For those who don’t know, I’m a Mizzou (University of Missouri) grad, and a proud one at that. I went there for the top-notch J-school, but I also was in Marching Mizzou and thus went to every home football game, a few away games and both bowl games while I was a student. And yes, I still know all the words to the fight songs.
So when Mizzou defensive end/NFL prospect Michael Sam announced to the world a few weeks ago that he was gay, I had more than average interest in the story for several reasons. Sam was one of several players with standout seasons for the Tigers and I had been hoping the Patriots might pick him up in the draft because he seemed like the type of person that fits well with the Pats. (Yes, yes, Jets fans, I hear you mocking.) Also, he’s a fellow Tiger. Finally, this was somebody who was taking a gutsy step to be true to himself, even though it might cost him come draft time. He’s not a top-10 pick, or even a first-day pick. He’s a mid-round or late-round pick who doesn’t fit neatly into a pro position.
One comment Sam made in his initial interviews that has stuck with me was when he said that after everything he’d been through growing up, coming out was nothing.
If you’re not familiar with his story, there are some great profiles out there of him. But the short version is that he’s one of eight kids. Three are dead, two are in jail. His parents are separated, and when he goes home to his small town in Texas, he stays with friends. He lived more with friends’ families than at home when he was in high school, too, which says a lot about his family life. He decided he didn’t want to go down the same route as his brothers and football would be his way out. He’s now the first person in his family to graduate from college. He’s never been in trouble with the law. And no matter what else people have said about him, everybody who knows him agrees he’s mature, poised, full of character and a strong leader.

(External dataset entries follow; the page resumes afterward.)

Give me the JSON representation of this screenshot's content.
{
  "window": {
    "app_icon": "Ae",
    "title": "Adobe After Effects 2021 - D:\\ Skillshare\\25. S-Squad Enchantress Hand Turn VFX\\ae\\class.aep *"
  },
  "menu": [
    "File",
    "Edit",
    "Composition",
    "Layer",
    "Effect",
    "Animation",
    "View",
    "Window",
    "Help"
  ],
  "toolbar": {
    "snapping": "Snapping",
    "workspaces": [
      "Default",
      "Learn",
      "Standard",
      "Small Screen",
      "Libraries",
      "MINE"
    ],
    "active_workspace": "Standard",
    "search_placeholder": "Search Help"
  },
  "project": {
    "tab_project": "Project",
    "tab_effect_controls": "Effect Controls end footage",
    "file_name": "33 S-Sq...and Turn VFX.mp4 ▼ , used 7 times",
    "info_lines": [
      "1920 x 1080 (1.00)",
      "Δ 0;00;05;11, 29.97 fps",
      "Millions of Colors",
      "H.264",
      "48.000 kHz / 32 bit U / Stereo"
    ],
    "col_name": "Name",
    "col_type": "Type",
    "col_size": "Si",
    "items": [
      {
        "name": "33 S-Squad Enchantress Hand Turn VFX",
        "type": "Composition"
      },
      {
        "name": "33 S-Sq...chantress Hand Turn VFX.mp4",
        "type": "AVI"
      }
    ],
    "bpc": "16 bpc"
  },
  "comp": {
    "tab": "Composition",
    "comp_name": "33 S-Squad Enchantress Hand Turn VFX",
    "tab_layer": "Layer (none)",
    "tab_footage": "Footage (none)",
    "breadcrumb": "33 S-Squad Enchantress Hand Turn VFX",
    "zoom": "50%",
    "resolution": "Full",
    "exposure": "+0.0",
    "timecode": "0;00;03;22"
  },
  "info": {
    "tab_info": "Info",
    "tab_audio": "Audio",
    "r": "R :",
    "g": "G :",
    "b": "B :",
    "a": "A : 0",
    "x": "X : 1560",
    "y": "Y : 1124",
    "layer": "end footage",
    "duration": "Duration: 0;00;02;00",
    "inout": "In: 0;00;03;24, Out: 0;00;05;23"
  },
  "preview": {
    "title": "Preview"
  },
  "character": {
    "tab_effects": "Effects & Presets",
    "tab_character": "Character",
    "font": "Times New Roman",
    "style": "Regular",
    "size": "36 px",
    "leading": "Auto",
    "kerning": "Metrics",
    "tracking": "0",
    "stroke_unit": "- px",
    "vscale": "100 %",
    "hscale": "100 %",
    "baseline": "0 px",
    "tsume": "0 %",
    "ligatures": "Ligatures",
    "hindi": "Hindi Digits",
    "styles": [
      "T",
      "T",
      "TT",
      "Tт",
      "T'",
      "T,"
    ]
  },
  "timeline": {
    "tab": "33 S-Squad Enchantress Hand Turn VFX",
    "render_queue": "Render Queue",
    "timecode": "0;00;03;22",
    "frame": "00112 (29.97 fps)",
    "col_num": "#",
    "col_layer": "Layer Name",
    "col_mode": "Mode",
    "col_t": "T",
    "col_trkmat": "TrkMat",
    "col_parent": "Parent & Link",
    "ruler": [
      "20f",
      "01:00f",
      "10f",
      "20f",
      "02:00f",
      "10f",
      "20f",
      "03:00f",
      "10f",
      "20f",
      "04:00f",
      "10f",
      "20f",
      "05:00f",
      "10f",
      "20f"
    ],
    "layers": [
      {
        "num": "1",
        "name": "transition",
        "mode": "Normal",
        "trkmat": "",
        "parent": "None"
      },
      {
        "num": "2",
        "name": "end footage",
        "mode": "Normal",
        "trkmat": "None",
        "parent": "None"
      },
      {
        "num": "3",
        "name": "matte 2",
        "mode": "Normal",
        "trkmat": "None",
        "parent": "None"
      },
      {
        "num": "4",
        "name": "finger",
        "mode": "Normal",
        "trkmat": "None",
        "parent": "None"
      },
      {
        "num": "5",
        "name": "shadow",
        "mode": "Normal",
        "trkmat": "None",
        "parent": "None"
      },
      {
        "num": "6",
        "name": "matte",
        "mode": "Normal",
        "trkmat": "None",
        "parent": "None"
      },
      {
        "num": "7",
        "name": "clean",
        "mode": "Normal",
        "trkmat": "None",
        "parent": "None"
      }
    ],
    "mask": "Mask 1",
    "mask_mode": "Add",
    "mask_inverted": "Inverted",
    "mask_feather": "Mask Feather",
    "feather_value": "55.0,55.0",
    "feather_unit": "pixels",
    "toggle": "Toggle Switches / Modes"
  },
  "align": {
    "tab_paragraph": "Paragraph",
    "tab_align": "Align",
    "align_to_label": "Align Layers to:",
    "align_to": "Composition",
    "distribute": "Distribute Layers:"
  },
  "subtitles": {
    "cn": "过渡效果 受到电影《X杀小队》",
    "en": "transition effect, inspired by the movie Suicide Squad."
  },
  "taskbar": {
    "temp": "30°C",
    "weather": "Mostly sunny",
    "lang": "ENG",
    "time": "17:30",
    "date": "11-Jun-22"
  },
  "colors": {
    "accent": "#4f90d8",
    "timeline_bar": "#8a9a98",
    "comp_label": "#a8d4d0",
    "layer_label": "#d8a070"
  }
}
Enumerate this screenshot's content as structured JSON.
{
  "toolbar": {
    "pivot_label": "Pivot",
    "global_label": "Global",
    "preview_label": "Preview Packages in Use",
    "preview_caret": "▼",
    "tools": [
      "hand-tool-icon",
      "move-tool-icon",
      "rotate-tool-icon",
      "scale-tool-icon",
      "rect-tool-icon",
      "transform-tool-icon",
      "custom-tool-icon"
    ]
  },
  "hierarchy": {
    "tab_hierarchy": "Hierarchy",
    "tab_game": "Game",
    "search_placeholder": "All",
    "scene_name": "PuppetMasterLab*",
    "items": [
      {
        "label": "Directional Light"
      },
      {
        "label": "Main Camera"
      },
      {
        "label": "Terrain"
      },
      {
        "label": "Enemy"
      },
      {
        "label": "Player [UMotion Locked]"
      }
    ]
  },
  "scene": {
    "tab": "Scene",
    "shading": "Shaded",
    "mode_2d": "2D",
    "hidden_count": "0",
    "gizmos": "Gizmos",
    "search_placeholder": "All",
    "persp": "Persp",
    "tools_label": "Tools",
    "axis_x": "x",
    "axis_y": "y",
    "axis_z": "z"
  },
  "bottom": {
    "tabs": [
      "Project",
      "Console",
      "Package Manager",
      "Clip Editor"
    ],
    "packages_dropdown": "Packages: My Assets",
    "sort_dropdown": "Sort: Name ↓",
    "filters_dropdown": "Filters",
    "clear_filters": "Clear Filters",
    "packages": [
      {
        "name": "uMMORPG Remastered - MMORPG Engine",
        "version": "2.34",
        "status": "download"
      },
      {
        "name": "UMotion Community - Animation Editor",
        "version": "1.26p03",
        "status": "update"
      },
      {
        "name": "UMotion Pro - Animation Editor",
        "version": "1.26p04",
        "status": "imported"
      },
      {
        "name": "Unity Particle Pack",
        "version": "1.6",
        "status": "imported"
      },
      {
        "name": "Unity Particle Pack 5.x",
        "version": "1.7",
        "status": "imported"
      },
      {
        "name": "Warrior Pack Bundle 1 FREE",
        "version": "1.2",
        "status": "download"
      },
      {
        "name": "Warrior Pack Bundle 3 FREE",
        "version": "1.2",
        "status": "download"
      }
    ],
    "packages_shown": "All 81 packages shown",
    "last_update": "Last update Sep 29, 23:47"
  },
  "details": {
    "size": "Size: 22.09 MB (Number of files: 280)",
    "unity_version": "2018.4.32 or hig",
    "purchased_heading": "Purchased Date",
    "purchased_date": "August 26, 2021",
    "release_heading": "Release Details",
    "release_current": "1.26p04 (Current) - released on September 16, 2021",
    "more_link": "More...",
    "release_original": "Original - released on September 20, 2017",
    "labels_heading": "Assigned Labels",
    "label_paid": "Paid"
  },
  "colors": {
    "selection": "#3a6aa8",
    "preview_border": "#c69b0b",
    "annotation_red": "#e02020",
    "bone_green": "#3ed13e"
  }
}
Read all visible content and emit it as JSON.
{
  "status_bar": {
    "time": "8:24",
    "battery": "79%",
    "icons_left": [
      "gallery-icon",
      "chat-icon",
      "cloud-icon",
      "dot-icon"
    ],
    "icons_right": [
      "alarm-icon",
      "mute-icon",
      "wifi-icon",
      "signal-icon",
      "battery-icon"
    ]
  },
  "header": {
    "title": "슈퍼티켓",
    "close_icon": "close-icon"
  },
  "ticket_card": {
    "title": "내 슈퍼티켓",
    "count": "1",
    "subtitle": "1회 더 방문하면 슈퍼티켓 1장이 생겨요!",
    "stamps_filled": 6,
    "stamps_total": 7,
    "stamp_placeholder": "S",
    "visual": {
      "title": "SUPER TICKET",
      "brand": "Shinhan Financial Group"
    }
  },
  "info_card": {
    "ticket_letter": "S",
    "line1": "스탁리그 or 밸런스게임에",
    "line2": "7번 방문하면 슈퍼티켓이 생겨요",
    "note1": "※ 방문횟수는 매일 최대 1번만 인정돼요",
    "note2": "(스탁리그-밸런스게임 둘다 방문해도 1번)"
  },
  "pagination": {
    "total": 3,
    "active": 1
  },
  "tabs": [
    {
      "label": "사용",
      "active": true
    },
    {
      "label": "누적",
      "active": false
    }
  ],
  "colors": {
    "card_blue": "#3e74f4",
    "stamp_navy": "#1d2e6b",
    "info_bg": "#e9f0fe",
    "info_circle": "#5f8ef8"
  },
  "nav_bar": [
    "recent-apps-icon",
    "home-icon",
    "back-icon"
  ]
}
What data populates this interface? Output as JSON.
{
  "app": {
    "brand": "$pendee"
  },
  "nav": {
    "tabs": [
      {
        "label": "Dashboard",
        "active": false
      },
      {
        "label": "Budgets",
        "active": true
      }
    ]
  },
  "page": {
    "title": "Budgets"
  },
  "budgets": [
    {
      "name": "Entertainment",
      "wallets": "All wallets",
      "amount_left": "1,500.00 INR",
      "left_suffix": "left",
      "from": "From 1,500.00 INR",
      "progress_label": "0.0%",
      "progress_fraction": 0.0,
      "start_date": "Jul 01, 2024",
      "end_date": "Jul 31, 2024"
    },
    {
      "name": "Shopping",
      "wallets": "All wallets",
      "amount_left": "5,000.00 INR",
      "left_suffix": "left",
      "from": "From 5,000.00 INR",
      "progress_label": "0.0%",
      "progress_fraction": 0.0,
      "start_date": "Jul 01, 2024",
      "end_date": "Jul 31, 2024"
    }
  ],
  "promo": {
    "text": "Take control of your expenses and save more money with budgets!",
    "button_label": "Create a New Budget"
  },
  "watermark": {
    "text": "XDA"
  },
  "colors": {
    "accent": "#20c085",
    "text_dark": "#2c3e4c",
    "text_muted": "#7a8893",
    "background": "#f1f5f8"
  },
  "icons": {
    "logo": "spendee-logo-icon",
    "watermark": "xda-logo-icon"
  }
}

That’s the backstory that makes who he is and what he’s accomplished resonate so much more. Most kids with the hurdles he’s faced would not have even made it to college, much less excelled the way he has. And it makes his comment about coming out ring true.
When I was first playing around in the Exeter universe, I knew what Dan Reilly was like as an adult, but I didn’t know how he got that way. One thing I did know was that for him to have been out as early as he was, given his age (mid-30s in present-day time) there had to be a good reason. There had to be something that explained that. As I poked around and got to know the characters better, the marsh story came up and I realized that it explained a lot. By the time Dan chose to come out, he’d already faced down something much scarier, and, as we learn in All That Is Necessary, he had seen the possible consequences of staying in the closet. His backstory is extreme, even if you’re used to the mob tales that permeate southern New England. But so is Michael Sam’s. Neither one relates to their sexual orientation, but their experiences influence them in all aspects of their life.
The whole point of backstory is that who we are and what we’ve experienced shapes us as people. From what Michael Sam has chosen to share of his backstory, and what’s been reported in the past two weeks, we can see how he got to where he is today. They’re a key part of his story. As I learned more about Dan as a character, I realized that without his past — without the mob and Uncle Billy and Liz and the rest of his family — he wouldn’t be who he is.
Dan Reilly is fictional. Michael Sam is very real. But they both show how our backstories, our past, shape us in all sorts of ways.